Becoming a father changed Gio's perspective

Nats left-hander welcomed baby Enzo in March 2016

June 16th, 2017
Nationals left-hander Gio Gonzalez appreciates the opportunity to pitch in front of his son, Enzo. (Gio Gonzalez)

WASHINGTON -- It's the happiest memory of 's life, and he remembers it all so vividly. On a Spring Training morning of March 17, 2016, he got the call and sprinted into manager Dusty Baker's office.

"I told Dusty, 'I gotta go, man'," Gonzalez recalled with a wide smile. "'This is it. Léa's about to give birth,'"

Gonzalez stayed in the hospital room the entire time as his fiancee, Léa, gave birth to their first son, Enzo Louis. And even 15 months later, he still beams to recall the details of that day, which Gonzalez says he carries with him in the back of his head.

:: Father's Day 2017 ::

"Once Enzo was in my arms, it was like this new meaning to my life," Gonzalez said. "New meaning to what I wanted to do. Obviously I want to do the best I can as a father and everything I can for him."

Fatherhood has been good for Gonzalez, 31, who laughed and said he now knows the meaning of being tired.

Gonzalez went all out for Enzo's first birthday earlier this year, hosting a Tarzan-themed party for him. And during the season, Gonzalez helps Léa as much as possible at their home in Bethesda, Md.

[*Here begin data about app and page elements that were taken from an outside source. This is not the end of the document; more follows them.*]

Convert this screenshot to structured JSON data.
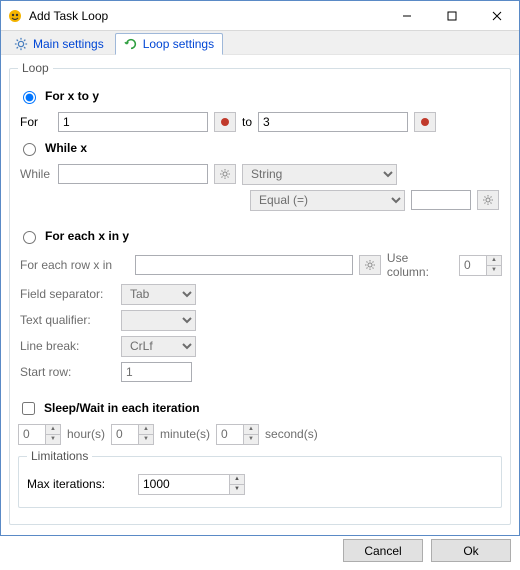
{
  "window": {
    "title": "Add Task Loop"
  },
  "tabs": {
    "main": "Main settings",
    "loop": "Loop settings"
  },
  "loop_group": {
    "legend": "Loop",
    "for_x_to_y": {
      "label": "For x to y",
      "for_label": "For",
      "from_value": "1",
      "to_label": "to",
      "to_value": "3"
    },
    "while_x": {
      "label": "While x",
      "while_label": "While",
      "while_value": "",
      "type_options": [
        "String"
      ],
      "type_selected": "String",
      "op_options": [
        "Equal (=)"
      ],
      "op_selected": "Equal (=)",
      "rhs_value": ""
    },
    "for_each": {
      "label": "For each x in y",
      "row_label": "For each row x in",
      "row_value": "",
      "use_column_label": "Use column:",
      "use_column_value": "0",
      "field_sep_label": "Field separator:",
      "field_sep_options": [
        "Tab"
      ],
      "field_sep_selected": "Tab",
      "text_qual_label": "Text qualifier:",
      "text_qual_options": [
        ""
      ],
      "text_qual_selected": "",
      "line_break_label": "Line break:",
      "line_break_options": [
        "CrLf"
      ],
      "line_break_selected": "CrLf",
      "start_row_label": "Start row:",
      "start_row_value": "1"
    },
    "sleep": {
      "checkbox_label": "Sleep/Wait in each iteration",
      "hours": "0",
      "hours_label": "hour(s)",
      "minutes": "0",
      "minutes_label": "minute(s)",
      "seconds": "0",
      "seconds_label": "second(s)"
    },
    "limitations": {
      "legend": "Limitations",
      "max_iter_label": "Max iterations:",
      "max_iter_value": "1000"
    }
  },
  "buttons": {
    "cancel": "Cancel",
    "ok": "Ok"
  }
}
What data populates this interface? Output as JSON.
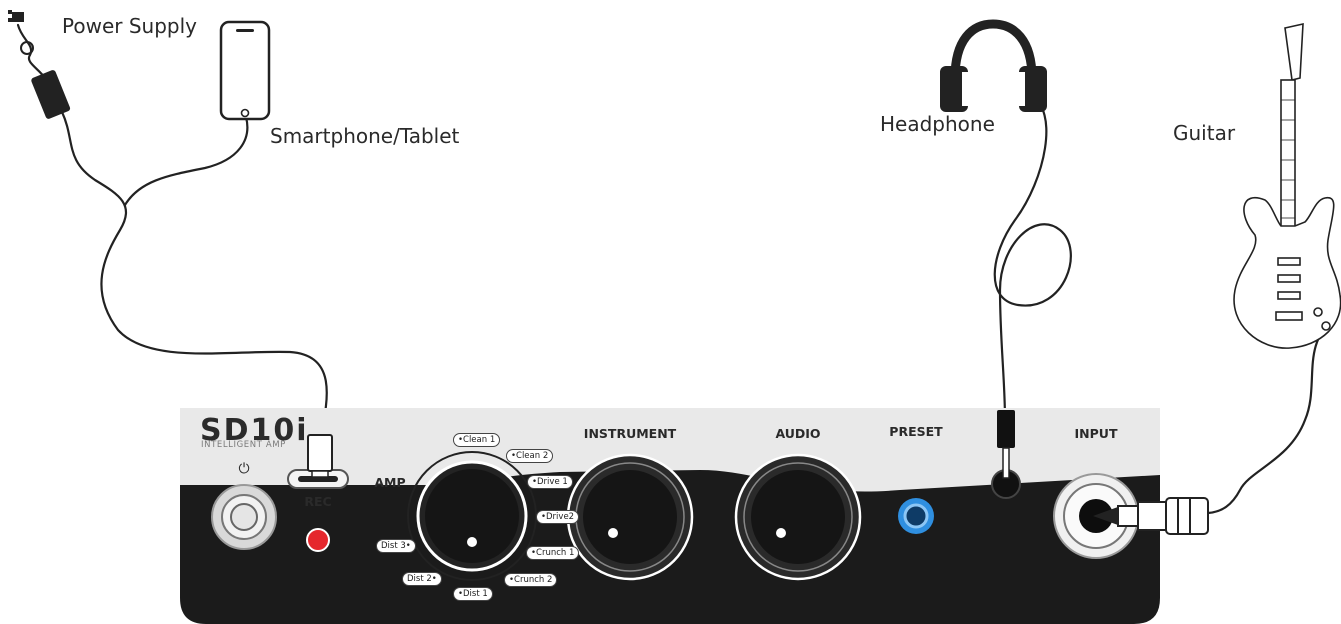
{
  "labels": {
    "power_supply": "Power Supply",
    "smartphone_tablet": "Smartphone/Tablet",
    "headphone": "Headphone",
    "guitar": "Guitar"
  },
  "device": {
    "brand": "SD10i",
    "brand_sub": "INTELLIGENT AMP",
    "power_symbol": "⏻",
    "rec": "REC",
    "amp": "AMP",
    "instrument": "INSTRUMENT",
    "audio": "AUDIO",
    "preset": "PRESET",
    "input": "INPUT",
    "amp_modes": {
      "clean1": "•Clean 1",
      "clean2": "•Clean 2",
      "drive1": "•Drive 1",
      "drive2": "•Drive2",
      "crunch1": "•Crunch 1",
      "crunch2": "•Crunch 2",
      "dist1": "•Dist 1",
      "dist2": "Dist 2•",
      "dist3": "Dist 3•"
    }
  },
  "colors": {
    "panel_top": "#e9e9e9",
    "panel_bottom": "#1b1b1b",
    "rec_led": "#e5272d",
    "preset_button": "#2f8fe0"
  }
}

"You come home and you still have responsibilities," Gonzalez said. "Your day doesn't go about pouting. Good or bad, you have a little one to attend to. ... When times are tough or something like that, there's still responsibilities, still that respect you have to have that this is work and this is home.

"I've realized that when I'm done [with work], I leave everything here. When I get home, there's nothing to talk about but life, family things. I get that now. I get the responsibility of a mother, responsibility of a father and still learning from it."

Last season was tough on the field for Gonzalez, as he endured perhaps the worst season of his career with a career-high 4.57 ERA. But he has bounced back strong and is currently enjoying one of the best years of his career. His ERA is the lowest it has been since 2012, when he was last an All-Star, won 21 games and finished third in the voting for the National League Cy Young Award.

And even if Enzo might not be old enough to appreciate it all right now, it has been a joy for Gonzalez to be able to pitch with his son in the stands.

"It's pretty incredible, pretty remarkable to know that I get to do something in front of my son, hopefully for the next couple years," Gonzalez said. "He gets to see his father play a sport that he'll get to treasure, and hopefully he does in the future."